“This is no different to what happened four or five years ago when a lot of property funds were hit with six month delays and redemptions as the markets were crashing. It highlights the problems of illiquid investments.”

Ben Yearsley 700x450
Ben Yearsley

Yearsley adds it is unfair to blame the Ucis ban.

He says: “There was a similar problem a couple of years ago with the EEA Life Settlement fund when the FCA came out and did a similar thing and caused panic amongst investors who started withdrawing. This is an identical situation.”

In 2011 the EEA Life Settlements fund suspended dealings in the fund after receiving unprecedented levels of redemption requests from advisers and institutional investors after the FSA [FCA] labelled life settlement funds as ‘toxic’ products.

Yearsley adds: “These are identical scenarios but that aside it does highlight the problems of an illiquid investment in the an open ended fund structure.”

Adrian Lowcock

Hargreaves Lansdown senior investment manager Adrian Lowcock says: “The change in regulation may be the cause of the encashment.

“However the issues that Brandeaux is having are a result of the challenges of holding illiquid assets in an open-ended structure.” 

Lowcock adds property investment is more suited to an investment trust format where investors can buy or sell shares on the stock exchange and while their actions may impact share prices it does not force the managers to sell assets.

Lowcock says: “Being forced to sell properties incurs costs and could result in getting a lower price than expected.

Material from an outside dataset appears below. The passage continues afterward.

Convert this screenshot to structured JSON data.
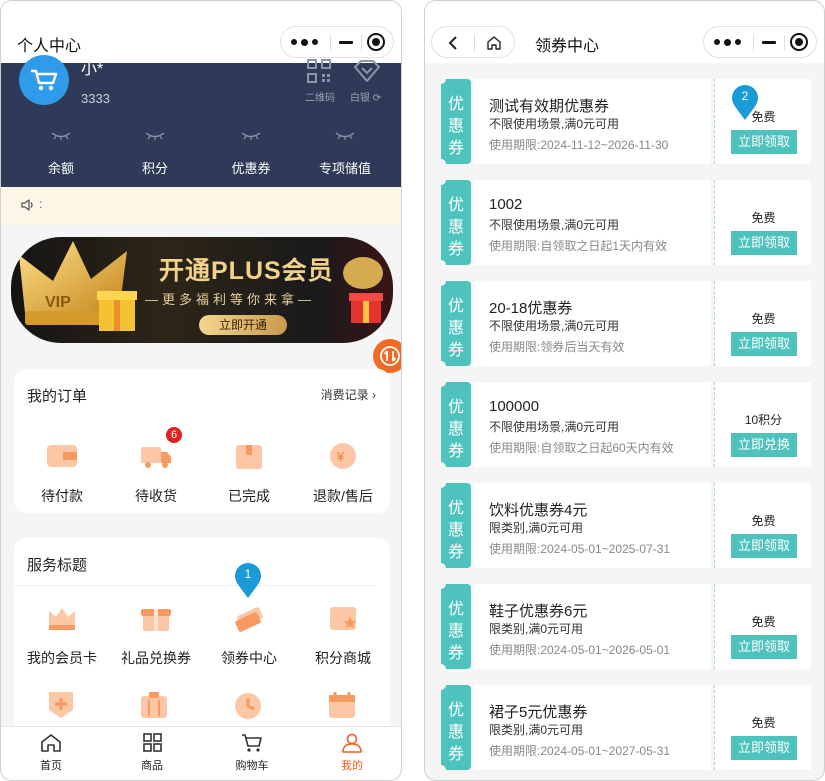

“The FCA’s regulatory change on the sale and marketing of Ucis to retail investors had been widely expected and managers of funds which were likely to be subjected to this should have had plans in place to ensure forced sales were unnecessary at least very unlikely.”